Still, as they say 'all's well that end's well'. The decoder was installed, body replaced and detail parts refitted. Again, superglue was my friend. It was then test run again, this time on the layout with a typical bulk wheat load. No problems there and 4006 was then sent to the paint shop for weathering.

I have yet to see a photo of 40 class actually working in anything other than a grimy grotty condition, and by my modelling time period, the late 1960s, this was certainly the case. This model had to be heavily weathered. It was now that Ross' photos came into their own as he had managed to get images of the locomotive from many different angles. Coats of rust, dust, soot and oily grime were applied in that order. Most were sprayed but rust and oil spills were supplemented with washes in specific places. A finish of Dullcote was used to seal the weathering.

So now 4006, one of those 'dowdy old 40 class' will be seen occasionally passing through Philips' Creek on its way to or from more distant locations on the Main North. I'll just have to make sure that it never appears at the same time as 44222.


  1. Phil, I took my 4003 out of the box for examination only, as its an as delivered model, my thoughts on the model considering the length of time it has taken to come is a bit mixed.
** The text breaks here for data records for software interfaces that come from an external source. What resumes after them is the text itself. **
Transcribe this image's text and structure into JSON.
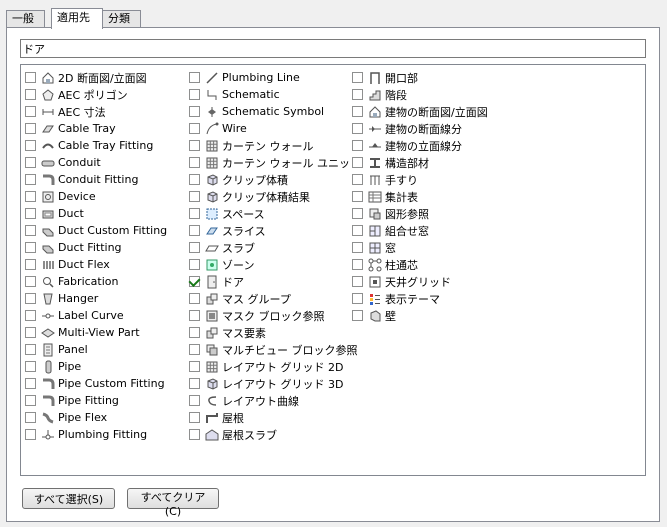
{
  "tabs": [
    {
      "label": "一般"
    },
    {
      "label": "適用先"
    },
    {
      "label": "分類"
    }
  ],
  "search": {
    "value": "ドア"
  },
  "columns": [
    [
      {
        "label": "2D 断面図/立面図",
        "icon": "house"
      },
      {
        "label": "AEC ポリゴン",
        "icon": "pentagon"
      },
      {
        "label": "AEC 寸法",
        "icon": "dimension"
      },
      {
        "label": "Cable Tray",
        "icon": "tray"
      },
      {
        "label": "Cable Tray Fitting",
        "icon": "tray-fitting"
      },
      {
        "label": "Conduit",
        "icon": "pipe"
      },
      {
        "label": "Conduit Fitting",
        "icon": "elbow"
      },
      {
        "label": "Device",
        "icon": "device"
      },
      {
        "label": "Duct",
        "icon": "duct"
      },
      {
        "label": "Duct Custom Fitting",
        "icon": "duct-fitting"
      },
      {
        "label": "Duct Fitting",
        "icon": "duct-fitting"
      },
      {
        "label": "Duct Flex",
        "icon": "flex"
      },
      {
        "label": "Fabrication",
        "icon": "magnifier"
      },
      {
        "label": "Hanger",
        "icon": "hanger"
      },
      {
        "label": "Label Curve",
        "icon": "label-curve"
      },
      {
        "label": "Multi-View Part",
        "icon": "diamond"
      },
      {
        "label": "Panel",
        "icon": "panel"
      },
      {
        "label": "Pipe",
        "icon": "pipe-v"
      },
      {
        "label": "Pipe Custom Fitting",
        "icon": "elbow"
      },
      {
        "label": "Pipe Fitting",
        "icon": "elbow"
      },
      {
        "label": "Pipe Flex",
        "icon": "flex-pipe"
      },
      {
        "label": "Plumbing Fitting",
        "icon": "plumbing"
      }
    ],
    [
      {
        "label": "Plumbing Line",
        "icon": "line"
      },
      {
        "label": "Schematic",
        "icon": "schematic"
      },
      {
        "label": "Schematic Symbol",
        "icon": "symbol"
      },
      {
        "label": "Wire",
        "icon": "wire"
      },
      {
        "label": "カーテン ウォール",
        "icon": "grid"
      },
      {
        "label": "カーテン ウォール ユニット",
        "icon": "grid"
      },
      {
        "label": "クリップ体積",
        "icon": "cube"
      },
      {
        "label": "クリップ体積結果",
        "icon": "cube"
      },
      {
        "label": "スペース",
        "icon": "space"
      },
      {
        "label": "スライス",
        "icon": "slice"
      },
      {
        "label": "スラブ",
        "icon": "slab"
      },
      {
        "label": "ゾーン",
        "icon": "zone"
      },
      {
        "label": "ドア",
        "icon": "door",
        "checked": true
      },
      {
        "label": "マス グループ",
        "icon": "mass"
      },
      {
        "label": "マスク ブロック参照",
        "icon": "mask"
      },
      {
        "label": "マス要素",
        "icon": "mass"
      },
      {
        "label": "マルチビュー ブロック参照",
        "icon": "block"
      },
      {
        "label": "レイアウト グリッド 2D",
        "icon": "grid"
      },
      {
        "label": "レイアウト グリッド 3D",
        "icon": "cube"
      },
      {
        "label": "レイアウト曲線",
        "icon": "curve"
      },
      {
        "label": "屋根",
        "icon": "roof"
      },
      {
        "label": "屋根スラブ",
        "icon": "roof-slab"
      }
    ],
    [
      {
        "label": "開口部",
        "icon": "opening"
      },
      {
        "label": "階段",
        "icon": "stair"
      },
      {
        "label": "建物の断面図/立面図",
        "icon": "house"
      },
      {
        "label": "建物の断面線分",
        "icon": "section"
      },
      {
        "label": "建物の立面線分",
        "icon": "elevation"
      },
      {
        "label": "構造部材",
        "icon": "member"
      },
      {
        "label": "手すり",
        "icon": "railing"
      },
      {
        "label": "集計表",
        "icon": "table"
      },
      {
        "label": "図形参照",
        "icon": "shape"
      },
      {
        "label": "組合せ窓",
        "icon": "window-assembly"
      },
      {
        "label": "窓",
        "icon": "window"
      },
      {
        "label": "柱通芯",
        "icon": "column-grid"
      },
      {
        "label": "天井グリッド",
        "icon": "ceiling"
      },
      {
        "label": "表示テーマ",
        "icon": "theme"
      },
      {
        "label": "壁",
        "icon": "wall"
      }
    ]
  ],
  "buttons": {
    "select_all": "すべて選択(S)",
    "clear_all": "すべてクリア(C)"
  }
}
Like you no instructions, and now no crew, which is pretty poor when all is considered.

    I gave the model a bit of a once over and consider the same as you with the main reservoirs, the other aspects are that for basically an as delivered version, the door louvres are not correct for a shutter equipped model but liveable. However the top of the motor cover near the exhaust stack does not have the deep cut out and grilles on the top for air intakes, to me the pad print is totally useless especially if you weather a 40cl as per in service as you have done.
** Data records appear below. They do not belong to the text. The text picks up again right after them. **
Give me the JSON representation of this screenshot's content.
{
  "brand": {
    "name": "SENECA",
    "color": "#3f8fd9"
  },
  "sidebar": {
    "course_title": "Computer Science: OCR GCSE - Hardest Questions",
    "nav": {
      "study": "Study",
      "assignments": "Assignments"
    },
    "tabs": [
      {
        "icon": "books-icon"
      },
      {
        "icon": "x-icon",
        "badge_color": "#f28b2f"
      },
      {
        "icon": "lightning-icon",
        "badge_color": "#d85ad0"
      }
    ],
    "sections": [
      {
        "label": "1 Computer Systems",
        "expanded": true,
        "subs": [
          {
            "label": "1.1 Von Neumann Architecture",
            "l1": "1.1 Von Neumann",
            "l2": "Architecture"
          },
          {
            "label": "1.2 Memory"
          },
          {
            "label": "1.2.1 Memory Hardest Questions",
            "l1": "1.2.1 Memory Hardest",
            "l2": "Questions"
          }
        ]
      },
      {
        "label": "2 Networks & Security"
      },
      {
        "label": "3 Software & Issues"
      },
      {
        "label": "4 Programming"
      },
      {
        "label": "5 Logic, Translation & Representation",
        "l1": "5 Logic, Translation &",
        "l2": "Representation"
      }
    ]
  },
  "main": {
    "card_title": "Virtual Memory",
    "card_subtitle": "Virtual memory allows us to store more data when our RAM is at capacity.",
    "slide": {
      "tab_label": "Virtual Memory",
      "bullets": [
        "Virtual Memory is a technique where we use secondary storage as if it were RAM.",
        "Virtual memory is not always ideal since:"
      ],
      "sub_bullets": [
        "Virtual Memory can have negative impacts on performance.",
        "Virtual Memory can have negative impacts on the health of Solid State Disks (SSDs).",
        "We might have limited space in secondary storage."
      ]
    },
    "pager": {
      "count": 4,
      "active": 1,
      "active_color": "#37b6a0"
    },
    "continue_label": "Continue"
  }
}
    Realistically there could have been a separate panel moulded as a clip in for the top, as on the in service loco's with shutters.

    The other aspects to me are the shiny wheels and the very obvious shim brass behind the wheels and bogies.
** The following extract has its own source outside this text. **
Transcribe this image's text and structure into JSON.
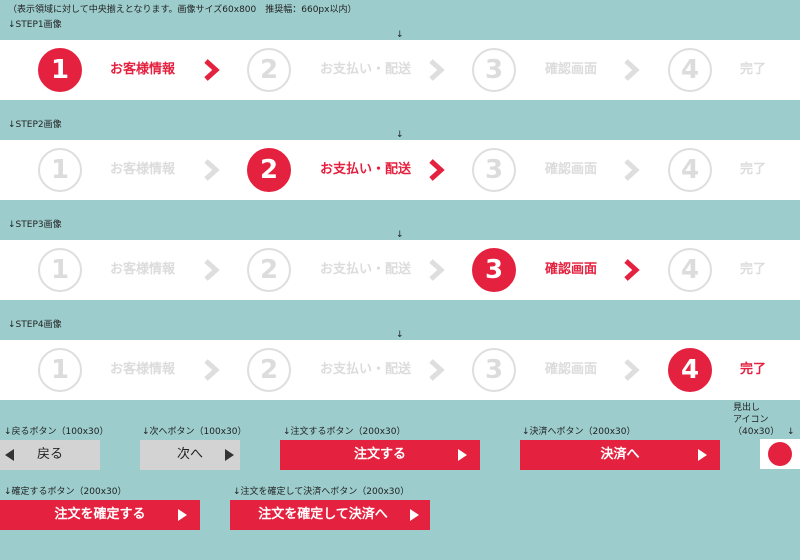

    I never worked on a 40cl that did not have heavy oil build up along the whole length of the main covers around the Prime mover area, it caked along the bottom and ran out along the footplates as well. Grit including sand and even coal dust would make the whole lot quite thick, oil leaks also seeped down the fuel tank sides, so a real dirty loco was to be had in the main.

    1. Col,

      Thanks for the comments. I agree with you that the absence of a crew probably is below par for current industry standards. The shiny wheels can be fixed but I'm not sure how to address the brass shim behind them for fear of impeding the electrical connectivity.

      However, based on your last paragraph, I'll need to add a bit more oily grim around the footplate and fuel tank area.

      cheers Phil

    2. Phil, something else with the weathering.

      The 40cl had a 21A Bogie arrangement with the middle axle non powered, this made them very prone to slipping, same with the 59cl which was light on the drivers and could go into a slip and then a spin very quick and often without any indication. On wet tracks you had to listen closely to the beat of them.

      The 40cl was the same, and when on a heavy grade with a full load for them, it was common to see them go into a spin and not just a slip. Putting sand down in a spin was a waste of time as you simply had to shut the throttle handle and apply the independent brake to try and bring the spin under control, as the wheels settled you would put sand down and then try to ease the throttle open to get momentum again.

      This made a lot of crushed sand dust that accumulated along the bogie sides more especially on the lead wheels going back on both the leading and rear bogies. The crushed sand would give out a grey dust over the front footplate and in the area above and to the back of the leading wheel on rear bogie.

      That sand dust would mix in well with the oily foot plates.

    3. Thanks Col, a bit extra weathering to add. Will probably try a light isocol alcohol wash mixed with a light grey pastel on those areas.

      cheers Phil